_Exercise_. Copy every record word for word. The images stay behind.

_Material supplied_.
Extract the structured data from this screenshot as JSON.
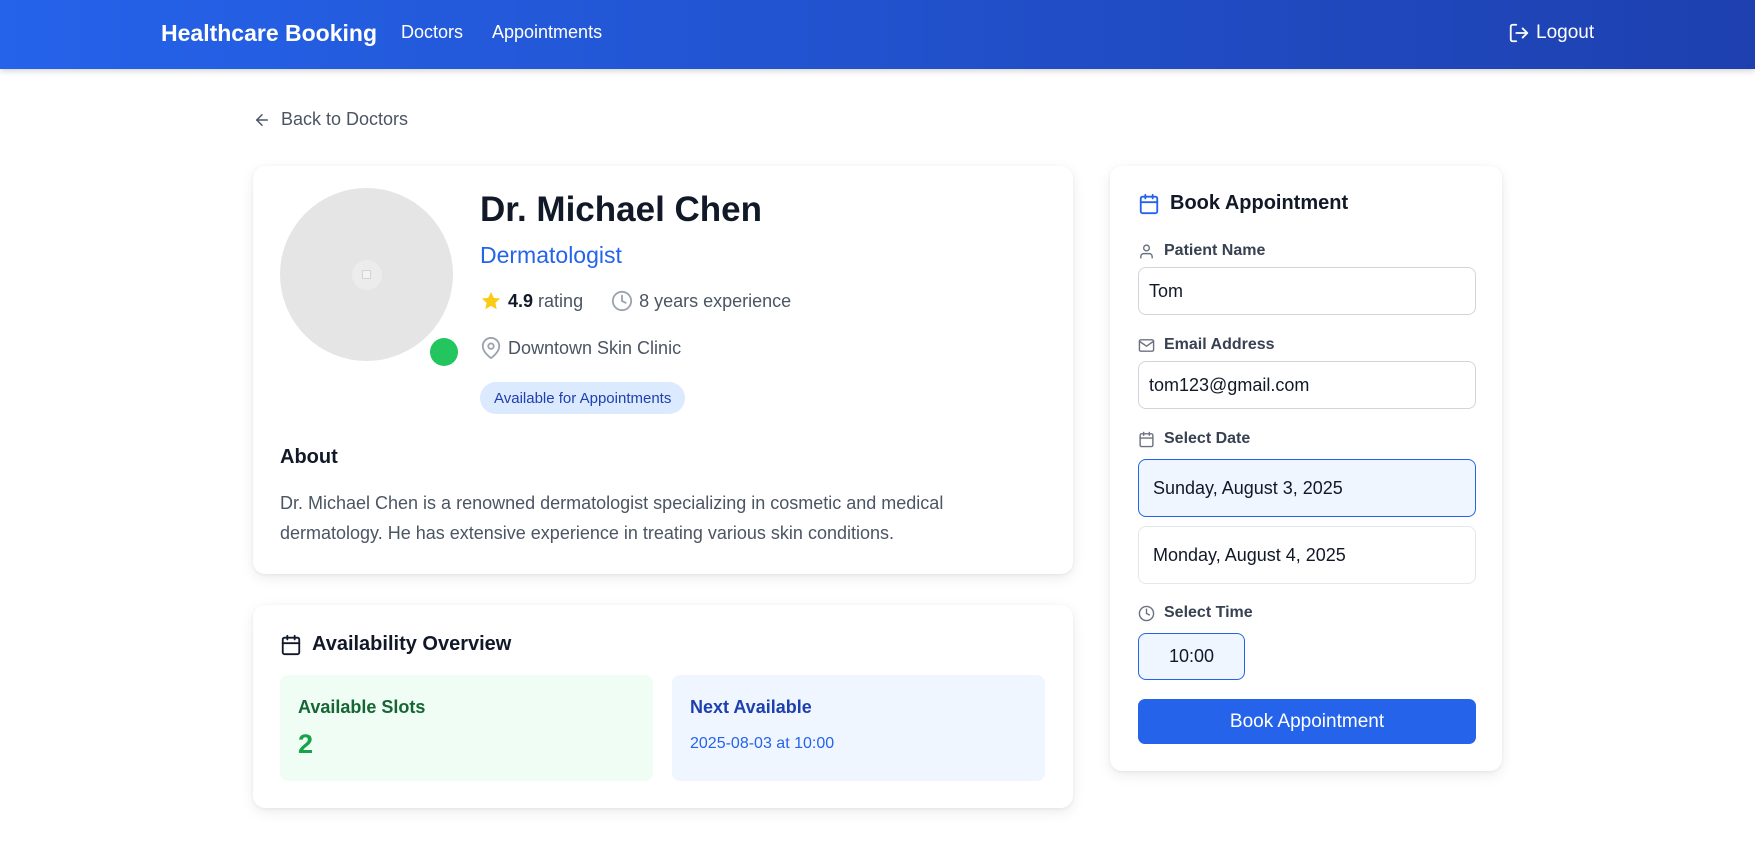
{
  "nav": {
    "brand": "Healthcare Booking",
    "links": [
      "Doctors",
      "Appointments"
    ],
    "logout": "Logout"
  },
  "back_link": "Back to Doctors",
  "doctor": {
    "name": "Dr. Michael Chen",
    "specialty": "Dermatologist",
    "rating": "4.9",
    "rating_label": "rating",
    "experience": "8 years experience",
    "location": "Downtown Skin Clinic",
    "status": "Available for Appointments",
    "online": true
  },
  "about": {
    "title": "About",
    "text": "Dr. Michael Chen is a renowned dermatologist specializing in cosmetic and medical dermatology. He has extensive experience in treating various skin conditions."
  },
  "availability": {
    "title": "Availability Overview",
    "slots_label": "Available Slots",
    "slots_value": "2",
    "next_label": "Next Available",
    "next_value": "2025-08-03 at 10:00"
  },
  "booking": {
    "title": "Book Appointment",
    "patient_label": "Patient Name",
    "patient_value": "Tom",
    "email_label": "Email Address",
    "email_value": "tom123@gmail.com",
    "date_label": "Select Date",
    "dates": [
      "Sunday, August 3, 2025",
      "Monday, August 4, 2025"
    ],
    "selected_date_index": 0,
    "time_label": "Select Time",
    "times": [
      "10:00"
    ],
    "button": "Book Appointment"
  },
  "colors": {
    "primary": "#2563eb",
    "nav_gradient_end": "#1e40af",
    "success": "#22c55e",
    "star": "#facc15"
  }
}
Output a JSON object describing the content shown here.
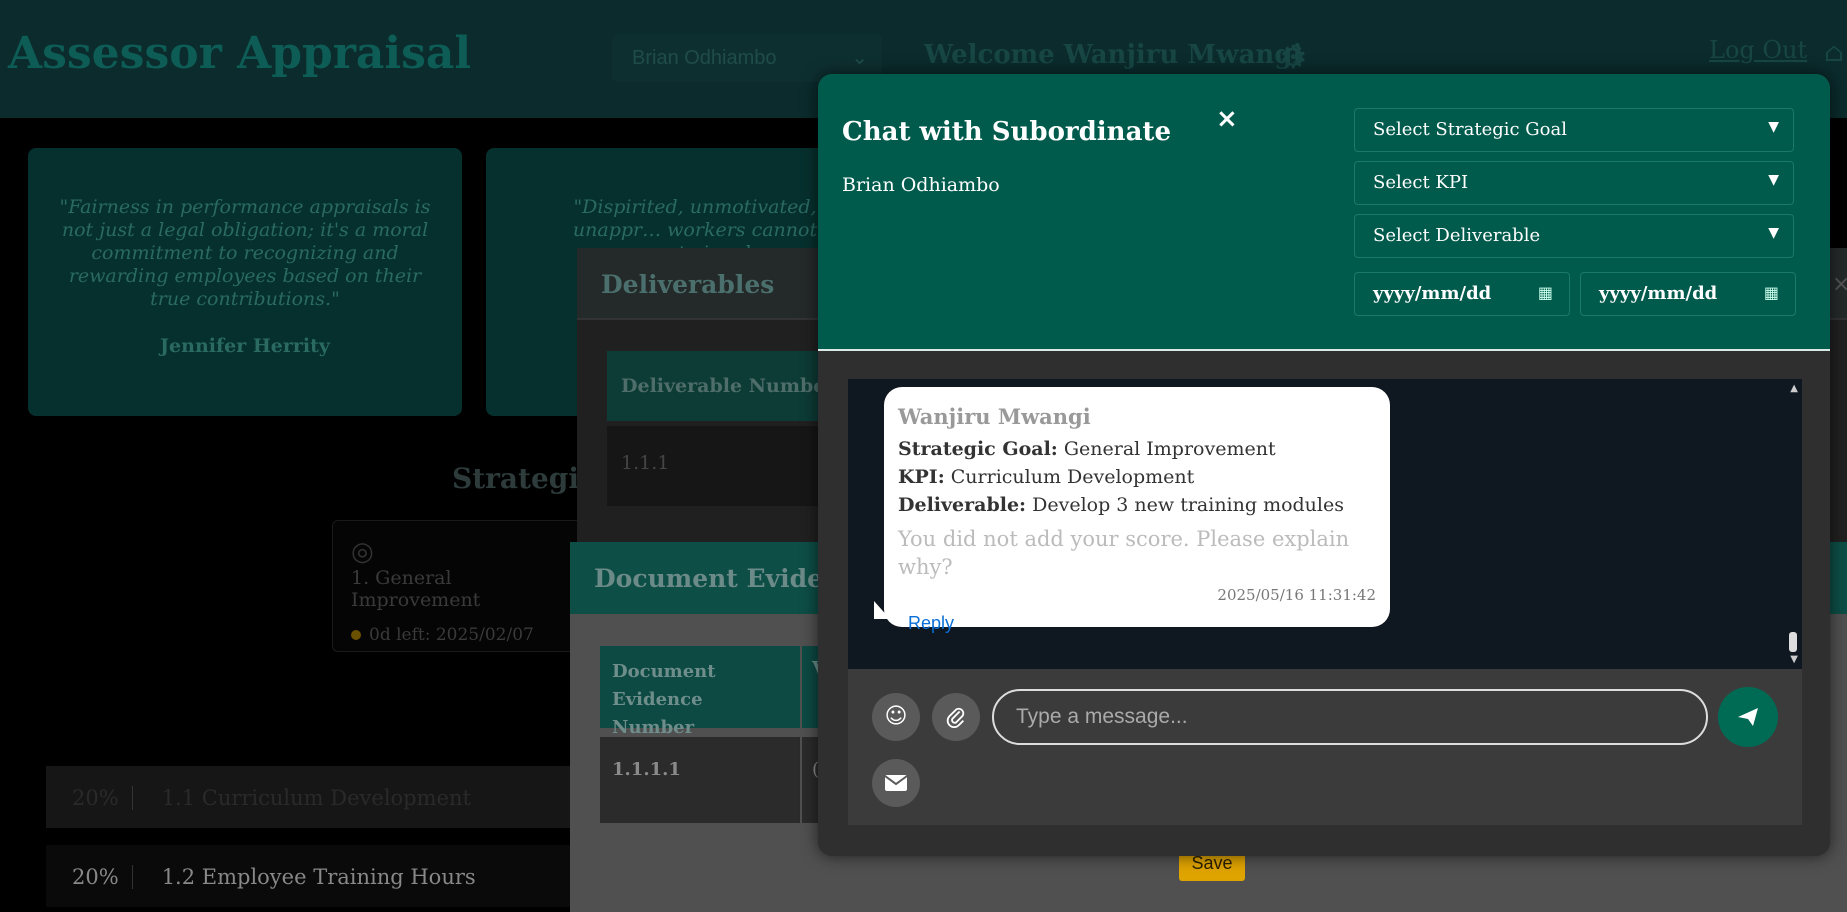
{
  "header": {
    "app_title": "Assessor Appraisal",
    "employee_select": "Brian Odhiambo",
    "welcome": "Welcome Wanjiru Mwangi",
    "logout": "Log Out"
  },
  "quotes": [
    {
      "text": "\"Fairness in performance appraisals is not just a legal obligation; it's a moral commitment to recognizing and rewarding employees based on their true contributions.\"",
      "author": "Jennifer Herrity"
    },
    {
      "text": "\"Dispirited, unmotivated, unappr… workers cannot compete in a h…",
      "author": ""
    }
  ],
  "strategic": {
    "section_title": "Strategic",
    "goal_label": "1. General Improvement",
    "goal_due": "0d left: 2025/02/07"
  },
  "kpi_rows": [
    {
      "pct": "20%",
      "label": "1.1 Curriculum Development"
    },
    {
      "pct": "20%",
      "label": "1.2 Employee Training Hours"
    }
  ],
  "deliverables_panel": {
    "title": "Deliverables",
    "col_header": "Deliverable Number",
    "row_1": "1.1.1",
    "close": "×"
  },
  "document_panel": {
    "title": "Document Evidence",
    "col_header": "Document Evidence Number",
    "col2_header": "V",
    "row_1": "1.1.1.1",
    "row_1_col2": "(",
    "save": "Save"
  },
  "chat": {
    "title": "Chat with Subordinate",
    "subordinate": "Brian Odhiambo",
    "close": "×",
    "select_goal": "Select Strategic Goal",
    "select_kpi": "Select KPI",
    "select_deliverable": "Select Deliverable",
    "date_from_placeholder": "yyyy/mm/dd",
    "date_to_placeholder": "yyyy/mm/dd",
    "message": {
      "sender": "Wanjiru Mwangi",
      "goal_label": "Strategic Goal:",
      "goal_value": "General Improvement",
      "kpi_label": "KPI:",
      "kpi_value": "Curriculum Development",
      "deliverable_label": "Deliverable:",
      "deliverable_value": "Develop 3 new training modules",
      "question": "You did not add your score. Please explain why?",
      "timestamp": "2025/05/16 11:31:42",
      "reply": "Reply"
    },
    "input_placeholder": "Type a message..."
  },
  "icons": {
    "emoji": "emoji-icon",
    "attach": "paperclip-icon",
    "send": "send-icon",
    "email": "envelope-icon",
    "gear": "gear-icon",
    "home": "home-icon"
  },
  "colors": {
    "chat_header": "#005b4c",
    "send_button": "#006b55",
    "reply_link": "#0a6fd6",
    "save_button": "#e0a400"
  }
}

_Written answer_.
Extract the structured data from this screenshot as JSON.
{
  "nav": {
    "brand": "Healthcare Booking",
    "links": [
      "Doctors",
      "Appointments"
    ],
    "logout": "Logout"
  },
  "back_link": "Back to Doctors",
  "doctor": {
    "name": "Dr. Michael Chen",
    "specialty": "Dermatologist",
    "rating": "4.9",
    "rating_label": "rating",
    "experience": "8 years experience",
    "location": "Downtown Skin Clinic",
    "status": "Available for Appointments",
    "online": true
  },
  "about": {
    "title": "About",
    "text": "Dr. Michael Chen is a renowned dermatologist specializing in cosmetic and medical dermatology. He has extensive experience in treating various skin conditions."
  },
  "availability": {
    "title": "Availability Overview",
    "slots_label": "Available Slots",
    "slots_value": "2",
    "next_label": "Next Available",
    "next_value": "2025-08-03 at 10:00"
  },
  "booking": {
    "title": "Book Appointment",
    "patient_label": "Patient Name",
    "patient_value": "Tom",
    "email_label": "Email Address",
    "email_value": "tom123@gmail.com",
    "date_label": "Select Date",
    "dates": [
      "Sunday, August 3, 2025",
      "Monday, August 4, 2025"
    ],
    "selected_date_index": 0,
    "time_label": "Select Time",
    "times": [
      "10:00"
    ],
    "button": "Book Appointment"
  },
  "colors": {
    "primary": "#2563eb",
    "nav_gradient_end": "#1e40af",
    "success": "#22c55e",
    "star": "#facc15"
  }
}
Output a JSON object describing the content shown here.
{
  "header": {
    "app_title": "Assessor Appraisal",
    "employee_select": "Brian Odhiambo",
    "welcome": "Welcome Wanjiru Mwangi",
    "logout": "Log Out"
  },
  "quotes": [
    {
      "text": "\"Fairness in performance appraisals is not just a legal obligation; it's a moral commitment to recognizing and rewarding employees based on their true contributions.\"",
      "author": "Jennifer Herrity"
    },
    {
      "text": "\"Dispirited, unmotivated, unappr… workers cannot compete in a h…",
      "author": ""
    }
  ],
  "strategic": {
    "section_title": "Strategic",
    "goal_label": "1. General Improvement",
    "goal_due": "0d left: 2025/02/07"
  },
  "kpi_rows": [
    {
      "pct": "20%",
      "label": "1.1 Curriculum Development"
    },
    {
      "pct": "20%",
      "label": "1.2 Employee Training Hours"
    }
  ],
  "deliverables_panel": {
    "title": "Deliverables",
    "col_header": "Deliverable Number",
    "row_1": "1.1.1",
    "close": "×"
  },
  "document_panel": {
    "title": "Document Evidence",
    "col_header": "Document Evidence Number",
    "col2_header": "V",
    "row_1": "1.1.1.1",
    "row_1_col2": "(",
    "save": "Save"
  },
  "chat": {
    "title": "Chat with Subordinate",
    "subordinate": "Brian Odhiambo",
    "close": "×",
    "select_goal": "Select Strategic Goal",
    "select_kpi": "Select KPI",
    "select_deliverable": "Select Deliverable",
    "date_from_placeholder": "yyyy/mm/dd",
    "date_to_placeholder": "yyyy/mm/dd",
    "message": {
      "sender": "Wanjiru Mwangi",
      "goal_label": "Strategic Goal:",
      "goal_value": "General Improvement",
      "kpi_label": "KPI:",
      "kpi_value": "Curriculum Development",
      "deliverable_label": "Deliverable:",
      "deliverable_value": "Develop 3 new training modules",
      "question": "You did not add your score. Please explain why?",
      "timestamp": "2025/05/16 11:31:42",
      "reply": "Reply"
    },
    "input_placeholder": "Type a message..."
  },
  "icons": {
    "emoji": "emoji-icon",
    "attach": "paperclip-icon",
    "send": "send-icon",
    "email": "envelope-icon",
    "gear": "gear-icon",
    "home": "home-icon"
  },
  "colors": {
    "chat_header": "#005b4c",
    "send_button": "#006b55",
    "reply_link": "#0a6fd6",
    "save_button": "#e0a400"
  }
}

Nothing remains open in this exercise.